[Start of Attachment]
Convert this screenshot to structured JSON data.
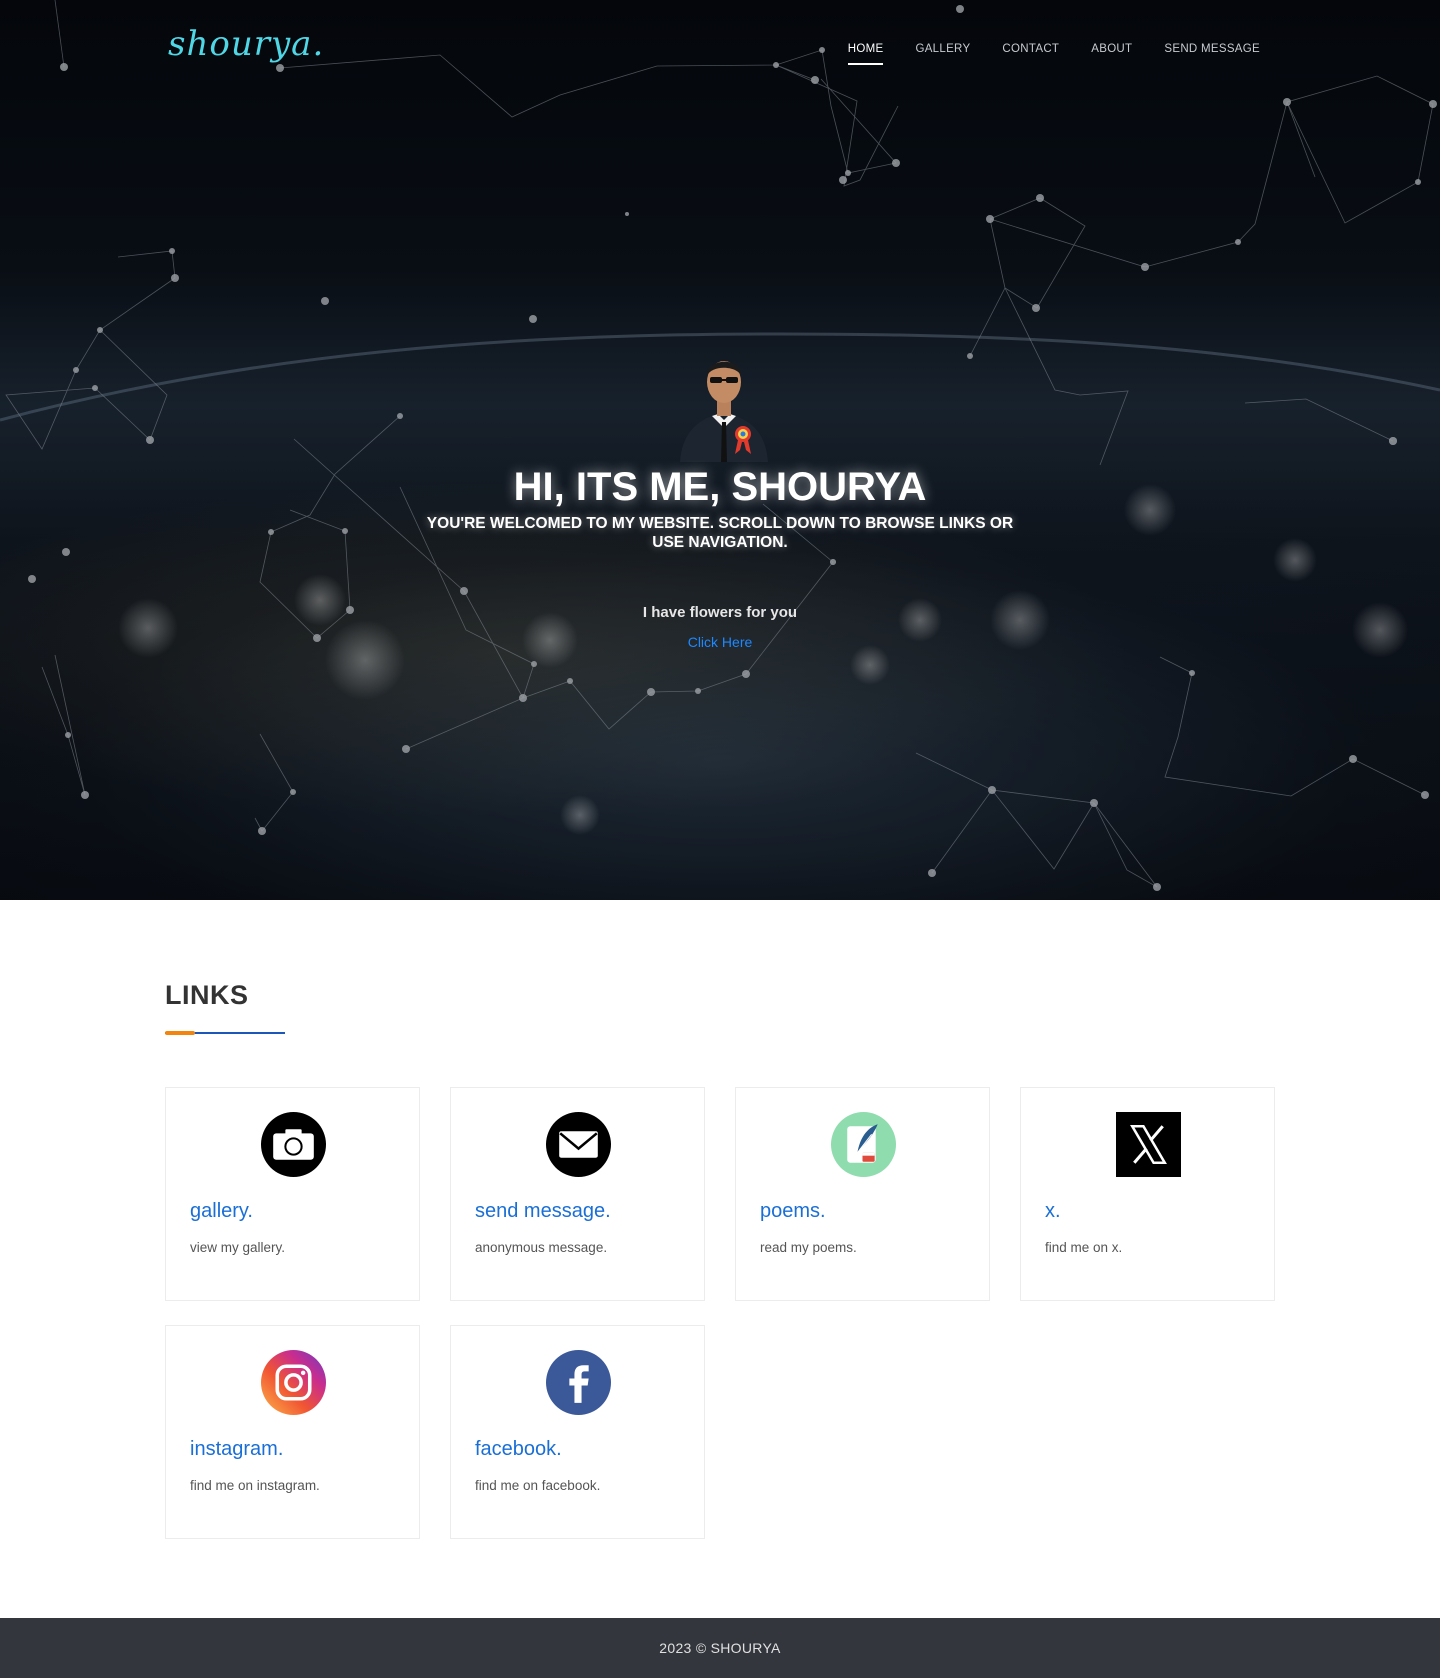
{
  "brand": {
    "logo_text": "shourya."
  },
  "nav": {
    "items": [
      {
        "label": "HOME",
        "active": true
      },
      {
        "label": "GALLERY",
        "active": false
      },
      {
        "label": "CONTACT",
        "active": false
      },
      {
        "label": "ABOUT",
        "active": false
      },
      {
        "label": "SEND MESSAGE",
        "active": false
      }
    ]
  },
  "hero": {
    "title": "HI, ITS ME, SHOURYA",
    "subtitle": "YOU'RE WELCOMED TO MY WEBSITE. SCROLL DOWN TO BROWSE LINKS OR USE NAVIGATION.",
    "flowers_text": "I have flowers for you",
    "click_link": "Click Here"
  },
  "links_section": {
    "heading": "LINKS",
    "cards": [
      {
        "title": "gallery.",
        "description": "view my gallery.",
        "icon": "camera-icon"
      },
      {
        "title": "send message.",
        "description": "anonymous message.",
        "icon": "envelope-icon"
      },
      {
        "title": "poems.",
        "description": "read my poems.",
        "icon": "quill-icon"
      },
      {
        "title": "x.",
        "description": "find me on x.",
        "icon": "x-logo-icon"
      },
      {
        "title": "instagram.",
        "description": "find me on instagram.",
        "icon": "instagram-icon"
      },
      {
        "title": "facebook.",
        "description": "find me on facebook.",
        "icon": "facebook-icon"
      }
    ]
  },
  "footer": {
    "text": "2023 © SHOURYA"
  },
  "colors": {
    "accent_blue": "#1a6fd6",
    "accent_orange": "#f3850f",
    "logo_cyan": "#4fd7e6",
    "footer_bg": "#33363d"
  }
}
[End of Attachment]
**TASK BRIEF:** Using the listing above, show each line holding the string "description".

**EXPECTED OUTPUT:**
        "description": "view my gallery.",
        "description": "anonymous message.",
        "description": "read my poems.",
        "description": "find me on x.",
        "description": "find me on instagram.",
        "description": "find me on facebook.",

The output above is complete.